## [STORED DATA]
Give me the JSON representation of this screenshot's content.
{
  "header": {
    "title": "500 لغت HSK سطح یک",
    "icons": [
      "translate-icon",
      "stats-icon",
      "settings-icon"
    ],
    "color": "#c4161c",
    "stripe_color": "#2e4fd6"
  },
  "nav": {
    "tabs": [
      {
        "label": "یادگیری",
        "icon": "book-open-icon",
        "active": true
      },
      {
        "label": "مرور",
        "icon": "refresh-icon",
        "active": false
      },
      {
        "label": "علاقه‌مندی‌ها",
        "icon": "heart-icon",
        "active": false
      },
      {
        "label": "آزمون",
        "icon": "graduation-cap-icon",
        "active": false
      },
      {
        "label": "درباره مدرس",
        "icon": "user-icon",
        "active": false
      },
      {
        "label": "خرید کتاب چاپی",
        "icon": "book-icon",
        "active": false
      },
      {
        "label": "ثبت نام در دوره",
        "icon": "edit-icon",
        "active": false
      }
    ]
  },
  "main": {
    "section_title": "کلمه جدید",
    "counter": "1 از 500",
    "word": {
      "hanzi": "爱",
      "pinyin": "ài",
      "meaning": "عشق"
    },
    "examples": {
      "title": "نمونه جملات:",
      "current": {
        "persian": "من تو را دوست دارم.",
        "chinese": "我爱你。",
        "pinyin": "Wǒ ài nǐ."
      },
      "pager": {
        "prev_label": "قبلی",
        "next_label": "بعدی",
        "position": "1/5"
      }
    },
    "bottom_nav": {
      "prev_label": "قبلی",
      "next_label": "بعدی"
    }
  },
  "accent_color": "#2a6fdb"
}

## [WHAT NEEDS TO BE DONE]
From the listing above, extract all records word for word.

## [WRITTEN RESPONSE]
Give me the JSON representation of this screenshot's content.
{
  "header": {
    "title": "500 لغت HSK سطح یک",
    "icons": [
      "translate-icon",
      "stats-icon",
      "settings-icon"
    ],
    "color": "#c4161c",
    "stripe_color": "#2e4fd6"
  },
  "nav": {
    "tabs": [
      {
        "label": "یادگیری",
        "icon": "book-open-icon",
        "active": true
      },
      {
        "label": "مرور",
        "icon": "refresh-icon",
        "active": false
      },
      {
        "label": "علاقه‌مندی‌ها",
        "icon": "heart-icon",
        "active": false
      },
      {
        "label": "آزمون",
        "icon": "graduation-cap-icon",
        "active": false
      },
      {
        "label": "درباره مدرس",
        "icon": "user-icon",
        "active": false
      },
      {
        "label": "خرید کتاب چاپی",
        "icon": "book-icon",
        "active": false
      },
      {
        "label": "ثبت نام در دوره",
        "icon": "edit-icon",
        "active": false
      }
    ]
  },
  "main": {
    "section_title": "کلمه جدید",
    "counter": "1 از 500",
    "word": {
      "hanzi": "爱",
      "pinyin": "ài",
      "meaning": "عشق"
    },
    "examples": {
      "title": "نمونه جملات:",
      "current": {
        "persian": "من تو را دوست دارم.",
        "chinese": "我爱你。",
        "pinyin": "Wǒ ài nǐ."
      },
      "pager": {
        "prev_label": "قبلی",
        "next_label": "بعدی",
        "position": "1/5"
      }
    },
    "bottom_nav": {
      "prev_label": "قبلی",
      "next_label": "بعدی"
    }
  },
  "accent_color": "#2a6fdb"
}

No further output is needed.